Your assignment
The whole listing below is to be output exactly, with no line skipped.

Data to process
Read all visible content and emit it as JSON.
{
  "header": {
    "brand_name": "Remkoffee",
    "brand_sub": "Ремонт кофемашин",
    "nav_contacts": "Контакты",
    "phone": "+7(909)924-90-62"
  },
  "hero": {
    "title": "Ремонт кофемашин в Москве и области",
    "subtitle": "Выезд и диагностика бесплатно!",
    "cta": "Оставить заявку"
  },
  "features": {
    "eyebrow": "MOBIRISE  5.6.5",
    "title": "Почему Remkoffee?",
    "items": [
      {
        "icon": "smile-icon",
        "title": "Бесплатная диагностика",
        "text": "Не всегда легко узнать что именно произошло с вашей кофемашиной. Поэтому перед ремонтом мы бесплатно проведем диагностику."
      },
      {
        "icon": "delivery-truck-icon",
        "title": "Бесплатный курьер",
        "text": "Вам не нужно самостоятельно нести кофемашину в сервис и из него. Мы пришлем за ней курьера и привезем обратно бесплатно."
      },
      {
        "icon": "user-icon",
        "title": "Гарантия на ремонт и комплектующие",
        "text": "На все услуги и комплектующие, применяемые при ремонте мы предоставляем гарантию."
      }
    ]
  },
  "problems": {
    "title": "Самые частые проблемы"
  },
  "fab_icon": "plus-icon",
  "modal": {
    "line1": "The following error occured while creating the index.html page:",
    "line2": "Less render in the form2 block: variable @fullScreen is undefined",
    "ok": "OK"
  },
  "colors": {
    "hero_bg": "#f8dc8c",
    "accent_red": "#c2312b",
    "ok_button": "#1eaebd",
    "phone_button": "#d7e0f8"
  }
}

Answer box
Read all visible content and emit it as JSON.
{
  "header": {
    "brand_name": "Remkoffee",
    "brand_sub": "Ремонт кофемашин",
    "nav_contacts": "Контакты",
    "phone": "+7(909)924-90-62"
  },
  "hero": {
    "title": "Ремонт кофемашин в Москве и области",
    "subtitle": "Выезд и диагностика бесплатно!",
    "cta": "Оставить заявку"
  },
  "features": {
    "eyebrow": "MOBIRISE  5.6.5",
    "title": "Почему Remkoffee?",
    "items": [
      {
        "icon": "smile-icon",
        "title": "Бесплатная диагностика",
        "text": "Не всегда легко узнать что именно произошло с вашей кофемашиной. Поэтому перед ремонтом мы бесплатно проведем диагностику."
      },
      {
        "icon": "delivery-truck-icon",
        "title": "Бесплатный курьер",
        "text": "Вам не нужно самостоятельно нести кофемашину в сервис и из него. Мы пришлем за ней курьера и привезем обратно бесплатно."
      },
      {
        "icon": "user-icon",
        "title": "Гарантия на ремонт и комплектующие",
        "text": "На все услуги и комплектующие, применяемые при ремонте мы предоставляем гарантию."
      }
    ]
  },
  "problems": {
    "title": "Самые частые проблемы"
  },
  "fab_icon": "plus-icon",
  "modal": {
    "line1": "The following error occured while creating the index.html page:",
    "line2": "Less render in the form2 block: variable @fullScreen is undefined",
    "ok": "OK"
  },
  "colors": {
    "hero_bg": "#f8dc8c",
    "accent_red": "#c2312b",
    "ok_button": "#1eaebd",
    "phone_button": "#d7e0f8"
  }
}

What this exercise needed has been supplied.